What does the military have to hide that needed this censoring? Any comments from anyone knowledgeable?
I truly fear for the life of the brave journalist who had prepared the documentary.
Courtesy: → LUBP
via → LIC blog
By Eunice Yoon, CNN
The authorities here are obviously nervous. My crew and I are sitting in a local government building being questioned by six propaganda officials.
One of them is scribbling down our credentials in a worn pocket-sized notebook. My producer, Steven Jiang, is talking non-stop to one officer who looks especially nonplussed.
We traveled to the manufacturing town of Xintang to investigate why thousands of migrant workers suddenly took to the streets just a week ago.
We knew the unrest was triggered by what appeared to be a minor event — a pregnant migrant worker and her husband got in a scuffle with city officials and she ended up falling on the ground.
However, the ferocity by which this dispute exploded in a massive conflagration, pitting thousands of enraged workers against hundreds of riot police, took many by surprise.
The unrest seems to belie the image of China as a bustling economy going from strength to strength, enriching the lives of millions across the country, especially in the industrial south. But the problem is many people feel they are not getting their fair share of the rapid growth. …
Read more: → CNN
India’s government has unveiled its annual budget, saying that the economy is expected to grow at 9% in 2012.
Finance Minister Pranab Mukherjee said the growth rate for the current fiscal year was projected at 8.5%.

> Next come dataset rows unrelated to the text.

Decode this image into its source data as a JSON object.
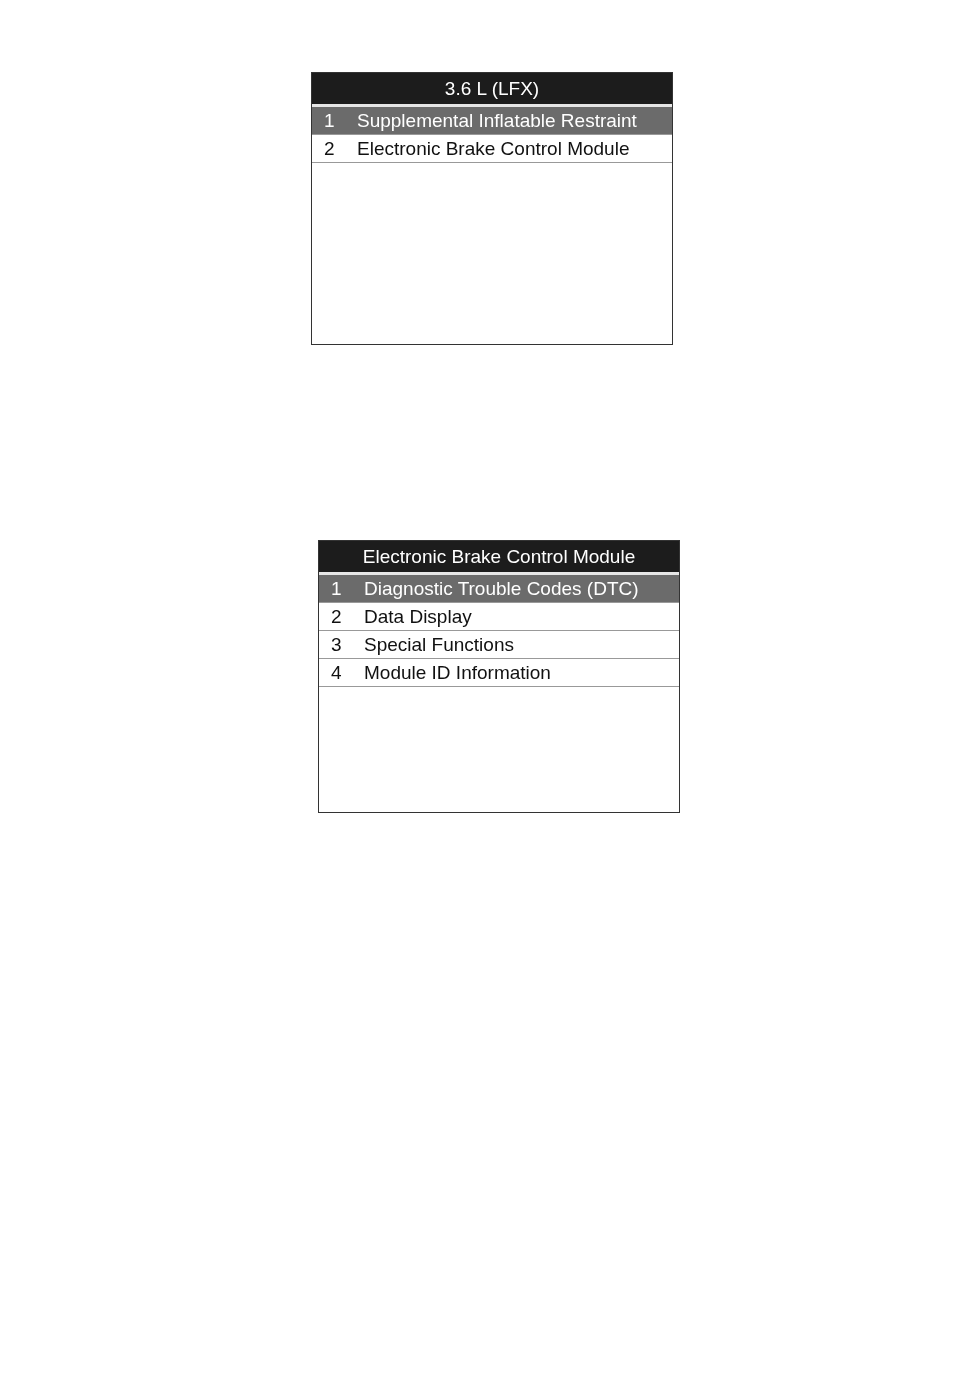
{
  "screens": [
    {
      "title": "3.6 L (LFX)",
      "items": [
        {
          "number": "1",
          "label": "Supplemental Inflatable Restraint",
          "selected": true
        },
        {
          "number": "2",
          "label": "Electronic Brake Control Module",
          "selected": false
        }
      ]
    },
    {
      "title": "Electronic Brake Control Module",
      "items": [
        {
          "number": "1",
          "label": "Diagnostic Trouble Codes (DTC)",
          "selected": true
        },
        {
          "number": "2",
          "label": "Data Display",
          "selected": false
        },
        {
          "number": "3",
          "label": "Special Functions",
          "selected": false
        },
        {
          "number": "4",
          "label": "Module ID Information",
          "selected": false
        }
      ]
    }
  ]
}
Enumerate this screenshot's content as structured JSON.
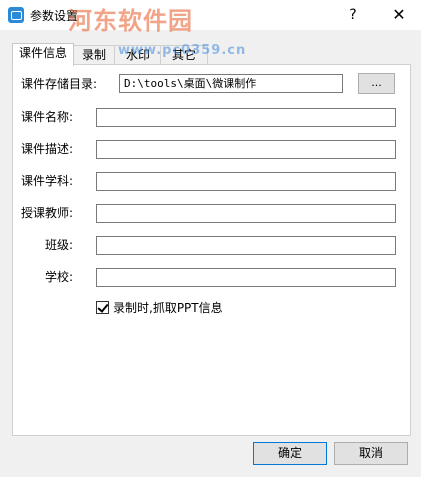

He said inflation would decrease over the next fiscal year – the current rate is 8.4%. But food price inflation, at 17%, “remains a concern”.
Mr Mukherjee promised action on food security and pledged an increase in social spending. …
Read more : BBC